### [EXERCISE DESCRIPTION]
Return the records that follow, matching each one exactly.

AVAILABLE DATA below:

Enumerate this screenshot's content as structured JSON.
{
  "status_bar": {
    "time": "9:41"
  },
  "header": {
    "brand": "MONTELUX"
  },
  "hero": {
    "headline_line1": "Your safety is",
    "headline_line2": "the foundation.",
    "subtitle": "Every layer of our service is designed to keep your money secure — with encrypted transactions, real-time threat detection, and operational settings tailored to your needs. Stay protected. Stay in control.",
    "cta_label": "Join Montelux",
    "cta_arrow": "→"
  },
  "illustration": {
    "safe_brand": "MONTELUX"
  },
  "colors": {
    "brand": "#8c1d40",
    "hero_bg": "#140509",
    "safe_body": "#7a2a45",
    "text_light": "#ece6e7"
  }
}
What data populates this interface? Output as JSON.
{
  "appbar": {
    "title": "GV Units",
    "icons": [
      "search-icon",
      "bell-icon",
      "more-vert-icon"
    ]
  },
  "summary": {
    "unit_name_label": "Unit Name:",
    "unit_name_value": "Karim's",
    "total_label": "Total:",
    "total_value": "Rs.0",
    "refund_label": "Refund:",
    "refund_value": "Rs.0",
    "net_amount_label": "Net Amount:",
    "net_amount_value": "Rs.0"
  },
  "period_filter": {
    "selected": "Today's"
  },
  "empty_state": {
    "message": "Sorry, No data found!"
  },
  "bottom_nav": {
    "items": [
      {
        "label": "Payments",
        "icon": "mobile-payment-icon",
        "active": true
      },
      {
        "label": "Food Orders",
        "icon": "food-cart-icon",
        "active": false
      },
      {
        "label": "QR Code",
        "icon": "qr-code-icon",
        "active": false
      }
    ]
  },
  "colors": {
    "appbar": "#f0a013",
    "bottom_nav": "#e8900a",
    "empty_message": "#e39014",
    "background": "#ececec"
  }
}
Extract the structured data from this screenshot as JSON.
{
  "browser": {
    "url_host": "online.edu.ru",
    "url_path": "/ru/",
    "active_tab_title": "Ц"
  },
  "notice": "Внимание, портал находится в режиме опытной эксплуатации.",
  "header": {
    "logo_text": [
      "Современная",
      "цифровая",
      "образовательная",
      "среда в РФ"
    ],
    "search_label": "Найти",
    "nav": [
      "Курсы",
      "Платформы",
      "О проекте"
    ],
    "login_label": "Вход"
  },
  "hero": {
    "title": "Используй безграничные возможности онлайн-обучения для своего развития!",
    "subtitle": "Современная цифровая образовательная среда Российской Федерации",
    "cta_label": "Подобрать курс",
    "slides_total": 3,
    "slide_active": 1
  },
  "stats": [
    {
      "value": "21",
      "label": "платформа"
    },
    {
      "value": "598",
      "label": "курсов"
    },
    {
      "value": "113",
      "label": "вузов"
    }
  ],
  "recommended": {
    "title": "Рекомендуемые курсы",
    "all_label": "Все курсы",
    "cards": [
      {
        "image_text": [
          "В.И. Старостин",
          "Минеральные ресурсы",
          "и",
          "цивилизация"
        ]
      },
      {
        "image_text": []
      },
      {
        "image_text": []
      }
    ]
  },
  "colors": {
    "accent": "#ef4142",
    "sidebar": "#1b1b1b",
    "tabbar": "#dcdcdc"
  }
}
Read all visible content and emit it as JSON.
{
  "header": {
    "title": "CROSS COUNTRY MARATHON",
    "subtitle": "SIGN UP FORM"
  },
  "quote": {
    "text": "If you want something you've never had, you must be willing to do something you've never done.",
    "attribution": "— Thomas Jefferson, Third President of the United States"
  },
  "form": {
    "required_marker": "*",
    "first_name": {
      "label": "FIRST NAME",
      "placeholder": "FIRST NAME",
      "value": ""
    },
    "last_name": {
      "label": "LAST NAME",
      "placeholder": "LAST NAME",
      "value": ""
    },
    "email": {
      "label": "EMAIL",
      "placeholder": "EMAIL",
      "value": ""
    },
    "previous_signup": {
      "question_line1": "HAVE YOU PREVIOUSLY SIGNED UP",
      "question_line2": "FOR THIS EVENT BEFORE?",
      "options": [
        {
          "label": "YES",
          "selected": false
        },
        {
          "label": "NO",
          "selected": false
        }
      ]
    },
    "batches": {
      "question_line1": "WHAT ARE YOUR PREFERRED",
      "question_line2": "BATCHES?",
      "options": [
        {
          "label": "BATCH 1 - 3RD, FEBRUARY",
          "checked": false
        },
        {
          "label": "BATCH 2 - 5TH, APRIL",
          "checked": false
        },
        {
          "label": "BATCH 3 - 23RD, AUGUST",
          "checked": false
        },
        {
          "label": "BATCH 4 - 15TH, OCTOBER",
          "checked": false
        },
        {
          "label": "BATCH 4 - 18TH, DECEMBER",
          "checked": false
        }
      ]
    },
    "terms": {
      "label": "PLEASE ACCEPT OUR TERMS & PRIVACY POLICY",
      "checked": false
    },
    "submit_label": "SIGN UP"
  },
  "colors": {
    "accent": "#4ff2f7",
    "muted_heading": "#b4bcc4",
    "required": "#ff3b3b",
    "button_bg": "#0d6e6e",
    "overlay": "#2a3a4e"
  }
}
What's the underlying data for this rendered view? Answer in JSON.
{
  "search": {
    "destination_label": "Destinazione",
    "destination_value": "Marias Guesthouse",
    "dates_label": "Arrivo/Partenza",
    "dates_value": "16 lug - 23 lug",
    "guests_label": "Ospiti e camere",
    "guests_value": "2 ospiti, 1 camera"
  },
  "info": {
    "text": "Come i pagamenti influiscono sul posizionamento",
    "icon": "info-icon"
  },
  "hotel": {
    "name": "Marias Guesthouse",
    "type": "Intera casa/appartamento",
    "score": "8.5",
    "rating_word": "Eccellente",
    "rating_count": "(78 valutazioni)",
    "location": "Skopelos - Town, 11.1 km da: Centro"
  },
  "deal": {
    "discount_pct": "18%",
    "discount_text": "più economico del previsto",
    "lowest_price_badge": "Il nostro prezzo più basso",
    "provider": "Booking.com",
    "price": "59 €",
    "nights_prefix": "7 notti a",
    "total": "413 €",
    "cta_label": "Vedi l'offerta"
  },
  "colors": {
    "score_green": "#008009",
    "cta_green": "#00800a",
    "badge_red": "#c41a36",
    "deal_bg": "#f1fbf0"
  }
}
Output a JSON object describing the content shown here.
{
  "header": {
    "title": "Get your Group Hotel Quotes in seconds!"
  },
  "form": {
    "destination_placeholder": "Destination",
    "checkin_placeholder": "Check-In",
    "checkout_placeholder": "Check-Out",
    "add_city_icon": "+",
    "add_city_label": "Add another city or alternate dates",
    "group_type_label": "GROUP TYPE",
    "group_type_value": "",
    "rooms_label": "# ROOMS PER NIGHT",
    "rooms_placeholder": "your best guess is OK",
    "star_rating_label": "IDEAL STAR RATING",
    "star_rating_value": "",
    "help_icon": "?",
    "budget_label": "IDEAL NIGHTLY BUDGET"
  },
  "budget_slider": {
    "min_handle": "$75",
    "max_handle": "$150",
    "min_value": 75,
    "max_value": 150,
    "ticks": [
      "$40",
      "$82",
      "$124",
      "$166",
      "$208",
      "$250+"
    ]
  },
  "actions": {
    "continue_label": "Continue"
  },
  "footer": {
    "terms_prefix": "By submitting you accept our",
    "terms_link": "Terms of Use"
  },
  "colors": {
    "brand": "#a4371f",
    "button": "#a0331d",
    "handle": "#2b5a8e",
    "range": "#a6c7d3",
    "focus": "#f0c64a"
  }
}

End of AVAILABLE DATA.

### [ANSWER TO THIS EXERCISE]
Enumerate this screenshot's content as structured JSON.
{
  "status_bar": {
    "time": "9:41"
  },
  "header": {
    "brand": "MONTELUX"
  },
  "hero": {
    "headline_line1": "Your safety is",
    "headline_line2": "the foundation.",
    "subtitle": "Every layer of our service is designed to keep your money secure — with encrypted transactions, real-time threat detection, and operational settings tailored to your needs. Stay protected. Stay in control.",
    "cta_label": "Join Montelux",
    "cta_arrow": "→"
  },
  "illustration": {
    "safe_brand": "MONTELUX"
  },
  "colors": {
    "brand": "#8c1d40",
    "hero_bg": "#140509",
    "safe_body": "#7a2a45",
    "text_light": "#ece6e7"
  }
}
What data populates this interface? Output as JSON.
{
  "appbar": {
    "title": "GV Units",
    "icons": [
      "search-icon",
      "bell-icon",
      "more-vert-icon"
    ]
  },
  "summary": {
    "unit_name_label": "Unit Name:",
    "unit_name_value": "Karim's",
    "total_label": "Total:",
    "total_value": "Rs.0",
    "refund_label": "Refund:",
    "refund_value": "Rs.0",
    "net_amount_label": "Net Amount:",
    "net_amount_value": "Rs.0"
  },
  "period_filter": {
    "selected": "Today's"
  },
  "empty_state": {
    "message": "Sorry, No data found!"
  },
  "bottom_nav": {
    "items": [
      {
        "label": "Payments",
        "icon": "mobile-payment-icon",
        "active": true
      },
      {
        "label": "Food Orders",
        "icon": "food-cart-icon",
        "active": false
      },
      {
        "label": "QR Code",
        "icon": "qr-code-icon",
        "active": false
      }
    ]
  },
  "colors": {
    "appbar": "#f0a013",
    "bottom_nav": "#e8900a",
    "empty_message": "#e39014",
    "background": "#ececec"
  }
}
Extract the structured data from this screenshot as JSON.
{
  "browser": {
    "url_host": "online.edu.ru",
    "url_path": "/ru/",
    "active_tab_title": "Ц"
  },
  "notice": "Внимание, портал находится в режиме опытной эксплуатации.",
  "header": {
    "logo_text": [
      "Современная",
      "цифровая",
      "образовательная",
      "среда в РФ"
    ],
    "search_label": "Найти",
    "nav": [
      "Курсы",
      "Платформы",
      "О проекте"
    ],
    "login_label": "Вход"
  },
  "hero": {
    "title": "Используй безграничные возможности онлайн-обучения для своего развития!",
    "subtitle": "Современная цифровая образовательная среда Российской Федерации",
    "cta_label": "Подобрать курс",
    "slides_total": 3,
    "slide_active": 1
  },
  "stats": [
    {
      "value": "21",
      "label": "платформа"
    },
    {
      "value": "598",
      "label": "курсов"
    },
    {
      "value": "113",
      "label": "вузов"
    }
  ],
  "recommended": {
    "title": "Рекомендуемые курсы",
    "all_label": "Все курсы",
    "cards": [
      {
        "image_text": [
          "В.И. Старостин",
          "Минеральные ресурсы",
          "и",
          "цивилизация"
        ]
      },
      {
        "image_text": []
      },
      {
        "image_text": []
      }
    ]
  },
  "colors": {
    "accent": "#ef4142",
    "sidebar": "#1b1b1b",
    "tabbar": "#dcdcdc"
  }
}
Read all visible content and emit it as JSON.
{
  "header": {
    "title": "CROSS COUNTRY MARATHON",
    "subtitle": "SIGN UP FORM"
  },
  "quote": {
    "text": "If you want something you've never had, you must be willing to do something you've never done.",
    "attribution": "— Thomas Jefferson, Third President of the United States"
  },
  "form": {
    "required_marker": "*",
    "first_name": {
      "label": "FIRST NAME",
      "placeholder": "FIRST NAME",
      "value": ""
    },
    "last_name": {
      "label": "LAST NAME",
      "placeholder": "LAST NAME",
      "value": ""
    },
    "email": {
      "label": "EMAIL",
      "placeholder": "EMAIL",
      "value": ""
    },
    "previous_signup": {
      "question_line1": "HAVE YOU PREVIOUSLY SIGNED UP",
      "question_line2": "FOR THIS EVENT BEFORE?",
      "options": [
        {
          "label": "YES",
          "selected": false
        },
        {
          "label": "NO",
          "selected": false
        }
      ]
    },
    "batches": {
      "question_line1": "WHAT ARE YOUR PREFERRED",
      "question_line2": "BATCHES?",
      "options": [
        {
          "label": "BATCH 1 - 3RD, FEBRUARY",
          "checked": false
        },
        {
          "label": "BATCH 2 - 5TH, APRIL",
          "checked": false
        },
        {
          "label": "BATCH 3 - 23RD, AUGUST",
          "checked": false
        },
        {
          "label": "BATCH 4 - 15TH, OCTOBER",
          "checked": false
        },
        {
          "label": "BATCH 4 - 18TH, DECEMBER",
          "checked": false
        }
      ]
    },
    "terms": {
      "label": "PLEASE ACCEPT OUR TERMS & PRIVACY POLICY",
      "checked": false
    },
    "submit_label": "SIGN UP"
  },
  "colors": {
    "accent": "#4ff2f7",
    "muted_heading": "#b4bcc4",
    "required": "#ff3b3b",
    "button_bg": "#0d6e6e",
    "overlay": "#2a3a4e"
  }
}
What's the underlying data for this rendered view? Answer in JSON.
{
  "search": {
    "destination_label": "Destinazione",
    "destination_value": "Marias Guesthouse",
    "dates_label": "Arrivo/Partenza",
    "dates_value": "16 lug - 23 lug",
    "guests_label": "Ospiti e camere",
    "guests_value": "2 ospiti, 1 camera"
  },
  "info": {
    "text": "Come i pagamenti influiscono sul posizionamento",
    "icon": "info-icon"
  },
  "hotel": {
    "name": "Marias Guesthouse",
    "type": "Intera casa/appartamento",
    "score": "8.5",
    "rating_word": "Eccellente",
    "rating_count": "(78 valutazioni)",
    "location": "Skopelos - Town, 11.1 km da: Centro"
  },
  "deal": {
    "discount_pct": "18%",
    "discount_text": "più economico del previsto",
    "lowest_price_badge": "Il nostro prezzo più basso",
    "provider": "Booking.com",
    "price": "59 €",
    "nights_prefix": "7 notti a",
    "total": "413 €",
    "cta_label": "Vedi l'offerta"
  },
  "colors": {
    "score_green": "#008009",
    "cta_green": "#00800a",
    "badge_red": "#c41a36",
    "deal_bg": "#f1fbf0"
  }
}
Output a JSON object describing the content shown here.
{
  "header": {
    "title": "Get your Group Hotel Quotes in seconds!"
  },
  "form": {
    "destination_placeholder": "Destination",
    "checkin_placeholder": "Check-In",
    "checkout_placeholder": "Check-Out",
    "add_city_icon": "+",
    "add_city_label": "Add another city or alternate dates",
    "group_type_label": "GROUP TYPE",
    "group_type_value": "",
    "rooms_label": "# ROOMS PER NIGHT",
    "rooms_placeholder": "your best guess is OK",
    "star_rating_label": "IDEAL STAR RATING",
    "star_rating_value": "",
    "help_icon": "?",
    "budget_label": "IDEAL NIGHTLY BUDGET"
  },
  "budget_slider": {
    "min_handle": "$75",
    "max_handle": "$150",
    "min_value": 75,
    "max_value": 150,
    "ticks": [
      "$40",
      "$82",
      "$124",
      "$166",
      "$208",
      "$250+"
    ]
  },
  "actions": {
    "continue_label": "Continue"
  },
  "footer": {
    "terms_prefix": "By submitting you accept our",
    "terms_link": "Terms of Use"
  },
  "colors": {
    "brand": "#a4371f",
    "button": "#a0331d",
    "handle": "#2b5a8e",
    "range": "#a6c7d3",
    "focus": "#f0c64a"
  }
}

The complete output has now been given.